The researchers found that defects in MC1R inhibit the body from repairing existing DNA damage in the skin from UV rays, which can lead to a greater risk of developing cancerous mutations.

Defects in MC1R are more likely to be inherited by people who tend to burn easily and not tan well. They should take extra precautions when it comes to UV exposure from the sun or tanning beds, researchers said.

The findings of the study, published in the journal Molecular Cell, suggest that identifying people who have a genetic predisposition for melanoma may help save lives.

Melanoma is the deadliest form of skin cancer, from which about 9,000 people die in the U.S. every year. In a recent report, acting surgeon general Dr. Boris D. Lushniak said that more action needs to be taken to reduce exposure to harmful rays of the sun and tanning beds.

That report noted that rates of melanoma have increased more than 200 percent from 1973 to 2011 and that it has become one of the most common cancers among teenagers and young adults. Approximately 6,000 new cases of melanoma every year can be attributed to tanning beds, which are used by nearly a third of white women ages 16 to 25, according to the report.

While people can help themselves by avoiding tanning beds and controllable risk factors for skin cancer, researchers involved in the study said that further research into the molecular link between MC1R and DNA repair may lead to new melanoma-preventive treatments, such as more effective types of sunblock.

In the meantime, the surgeon general’s report recommended the following five ways by which individuals and businesses can help decrease skin cancer:

  • Increase opportunities for sun protection in outdoor settings.

  • Provide people with the information they need to make informed choices about UV exposure.

  • Promote policies that advance the national goal of preventing skin cancer.

  • Reduce harms from indoor tanning.

  • Strengthen research and evaluation related to skin cancer prevention.






Jacqueline Ho
Meet Our Writer
Jacqueline Ho

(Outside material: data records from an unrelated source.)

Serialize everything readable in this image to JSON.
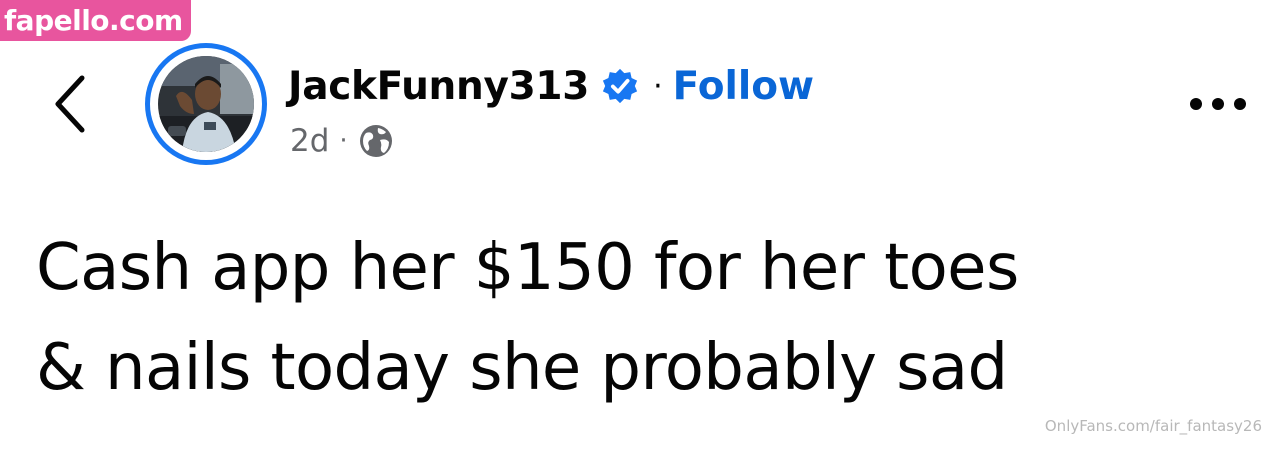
{
  "watermark": {
    "site": "fapello.com",
    "bottom": "OnlyFans.com/fair_fantasy26",
    "site_bg_color": "#e8559e"
  },
  "header": {
    "back_icon": "chevron-left-icon",
    "avatar_alt": "profile photo",
    "username": "JackFunny313",
    "verified_icon": "verified-badge-icon",
    "separator": "·",
    "follow_label": "Follow",
    "timestamp": "2d",
    "meta_separator": "·",
    "audience_icon": "globe-icon",
    "more_icon": "more-options-icon"
  },
  "post": {
    "line1": "Cash app her $150 for her toes",
    "line2": "& nails today she probably sad"
  },
  "colors": {
    "accent": "#1877f2",
    "follow": "#0a66d6",
    "text": "#050505",
    "secondary": "#65676b"
  }
}
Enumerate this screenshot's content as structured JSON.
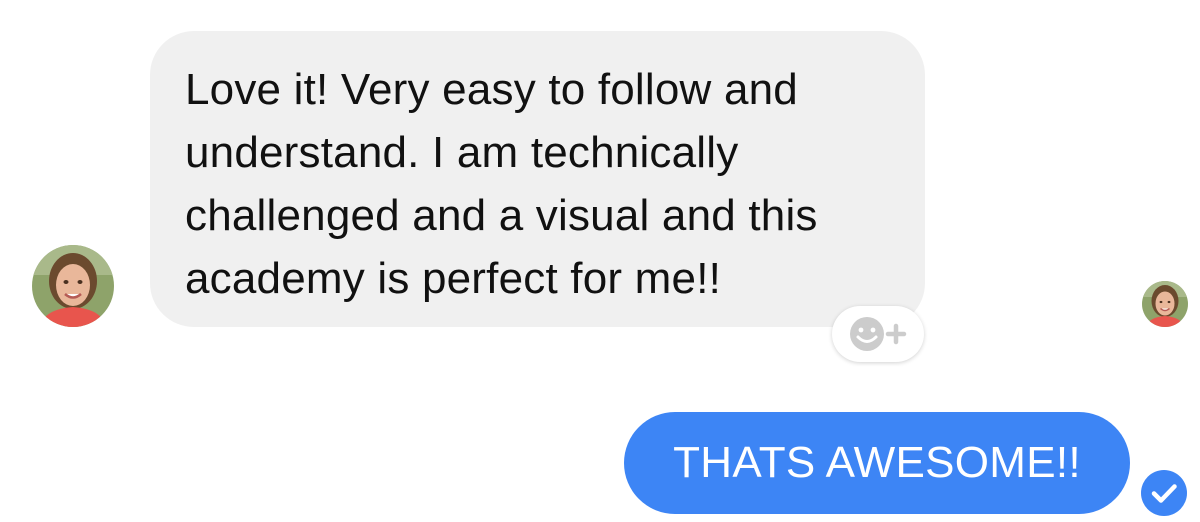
{
  "conversation": {
    "incoming": {
      "lines": [
        "Love it!  Very easy to follow and",
        "understand.  I am technically",
        "challenged and a visual and this",
        "academy is perfect for me!!"
      ],
      "reaction_icon": "smiley-plus-icon"
    },
    "outgoing": {
      "text": "THATS AWESOME!!",
      "status_icon": "delivered-check-icon"
    }
  },
  "colors": {
    "incoming_bubble": "#f0f0f0",
    "outgoing_bubble": "#3d85f5",
    "text_dark": "#111111",
    "text_light": "#ffffff"
  }
}
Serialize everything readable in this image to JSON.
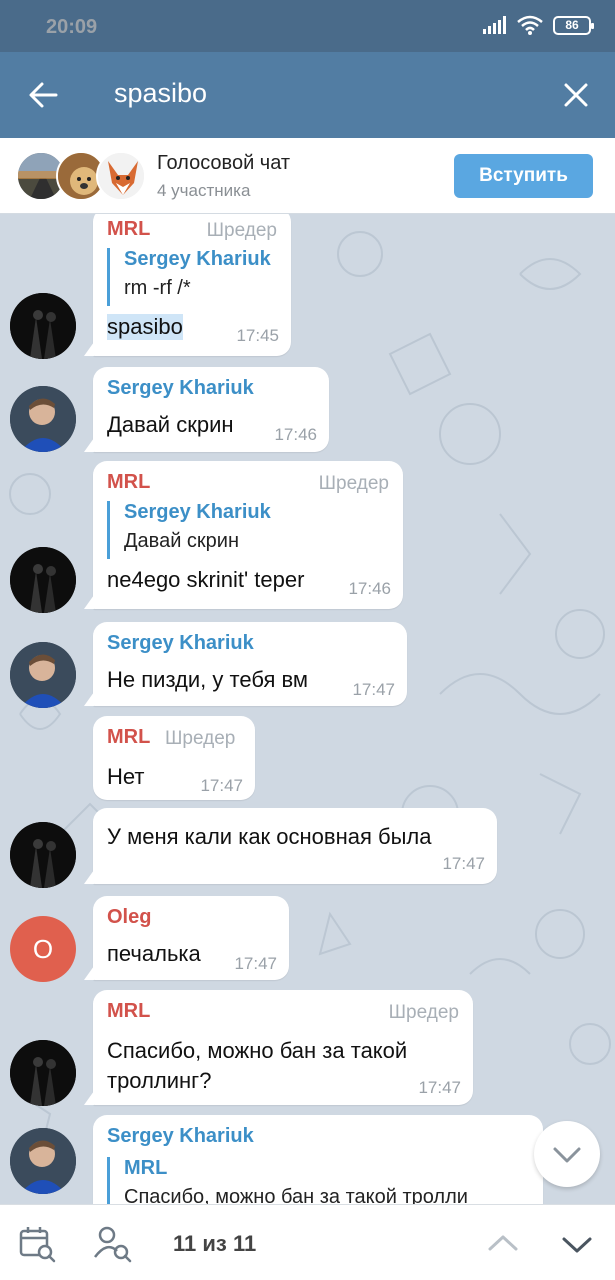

Jacqueline is a former content producer for HealthCentral. She is a multimedia journalist with a bachelor's degree in English Literature and a master's in Broadcast Journalism and Public Affairs.